5-11-2005 (archived)

You know, guys, I understand the urge to blow shit up as well as the next man, and I'm not interested in spoiling people's fun, even though I'm not myself that interested in fireworks either. Even after Diwali, Ede and Guy Fawkes' in the same week, I'm fine (and so are our cats; living in Manchester, they're not remotely bothered by nearby explosions). But really, after four hundred years do we really still need to be burning the poor bastard in effigy? It just seems a little tasteless.

7-11-2005 (archived)

Murderball” is an astonishing documentary movie about quadriplegic rugby (in fact, it's closer to full-contact handball in armoured wheelchairs than any sort of rugby, but hey). Players are given points rankings according to the severity of their disability, and the limit is not on numbers of players on-court but rather on total points in play. The film follows Team USA, who have dominated the sport, and Joe Soares, the man who was, for them, possibly the greatest ever player and who went on to coach Canada immediately after being dropped. Everything about it is utterly gripping; the sport itself, the characters involved and their personalities, the bitter rivalry between Soares and the USA (particularly the undoubted star of the film, the astonishingly charismatic Mark Zupan).
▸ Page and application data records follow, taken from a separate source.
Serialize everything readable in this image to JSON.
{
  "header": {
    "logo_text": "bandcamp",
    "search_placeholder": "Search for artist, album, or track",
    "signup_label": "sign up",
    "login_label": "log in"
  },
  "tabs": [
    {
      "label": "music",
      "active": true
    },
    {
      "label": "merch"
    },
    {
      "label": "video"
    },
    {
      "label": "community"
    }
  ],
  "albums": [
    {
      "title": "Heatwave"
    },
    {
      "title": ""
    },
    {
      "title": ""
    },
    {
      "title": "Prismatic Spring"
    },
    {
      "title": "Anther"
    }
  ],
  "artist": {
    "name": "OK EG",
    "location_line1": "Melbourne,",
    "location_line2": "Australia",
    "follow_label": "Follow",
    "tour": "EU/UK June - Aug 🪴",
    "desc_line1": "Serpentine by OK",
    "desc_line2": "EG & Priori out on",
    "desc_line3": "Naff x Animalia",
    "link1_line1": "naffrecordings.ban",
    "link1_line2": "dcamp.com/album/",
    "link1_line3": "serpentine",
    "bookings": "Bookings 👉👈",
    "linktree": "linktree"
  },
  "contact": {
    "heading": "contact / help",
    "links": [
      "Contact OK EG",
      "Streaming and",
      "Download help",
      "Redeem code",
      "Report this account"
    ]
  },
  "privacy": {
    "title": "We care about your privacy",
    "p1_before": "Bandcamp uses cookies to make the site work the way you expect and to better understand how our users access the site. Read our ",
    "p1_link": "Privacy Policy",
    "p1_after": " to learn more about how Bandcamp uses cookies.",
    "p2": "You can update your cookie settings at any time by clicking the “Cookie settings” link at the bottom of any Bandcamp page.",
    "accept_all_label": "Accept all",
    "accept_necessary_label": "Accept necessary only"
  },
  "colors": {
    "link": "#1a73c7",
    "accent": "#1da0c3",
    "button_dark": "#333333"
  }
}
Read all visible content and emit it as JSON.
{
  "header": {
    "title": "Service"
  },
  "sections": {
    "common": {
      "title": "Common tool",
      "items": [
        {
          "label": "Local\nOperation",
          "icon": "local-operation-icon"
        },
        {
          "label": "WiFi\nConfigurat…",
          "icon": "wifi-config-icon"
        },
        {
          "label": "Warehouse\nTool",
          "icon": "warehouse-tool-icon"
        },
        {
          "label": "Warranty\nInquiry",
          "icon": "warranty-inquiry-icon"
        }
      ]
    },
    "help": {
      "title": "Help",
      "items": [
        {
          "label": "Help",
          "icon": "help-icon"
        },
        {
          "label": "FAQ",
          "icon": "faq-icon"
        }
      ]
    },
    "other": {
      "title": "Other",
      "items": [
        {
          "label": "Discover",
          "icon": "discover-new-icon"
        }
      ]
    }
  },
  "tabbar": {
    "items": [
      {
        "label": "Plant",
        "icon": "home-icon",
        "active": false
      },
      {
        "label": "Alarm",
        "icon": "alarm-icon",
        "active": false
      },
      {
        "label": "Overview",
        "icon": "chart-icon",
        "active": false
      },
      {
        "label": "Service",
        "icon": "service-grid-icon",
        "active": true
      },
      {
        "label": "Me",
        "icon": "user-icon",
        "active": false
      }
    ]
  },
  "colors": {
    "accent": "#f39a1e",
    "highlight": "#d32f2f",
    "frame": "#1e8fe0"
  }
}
There are really three threads. One is Soares; he is shown with teams, with his wife, with the bright, unathletic son who desperately wants to make his disciplinarian dad proud. A second follows a young man recently into a chair as he realises how his life is going to be; the love on his face when he tries out Zupan's rugby chair, crashing into things and revelling in the physicality, is an utterly touching moment. The third is Team USA and, increasingly, Zupan, who by the end of the film has become the team's official spokesman. We follow him back to his high-school reunion, and meet the one-time best friend who accidentally put him in the chair, as well as the gorgeous girlfriend and loving parents.

Perhaps the most touching thing about the whole thing is the way that both Soares and Zupan seem to start the film furious with the world and everything in it, and by the end seem to be in every way more balanced, happier people. Or perhaps it's the way that the enormously dangerous-looking quad rugby (Zupan, paraphrased: “we used to call it Murderball, but that made it hard to get corporate sponsorship”) has brought physicality and machismo back into the lives of these young men, and pride, and not a little simple happiness. It makes no call on you for pity. This is a superb film, and the fact that it's on general release gives me back a little faith.

9-11-2005 (archived)

Broken Flowers” is another wonderful, subtle performance from Bill Murray, full of gorgeous, intelligent visuals. In fact, wonderful and subtle pretty much describe the whole film. Quiet, economical, witty, and intense. See it.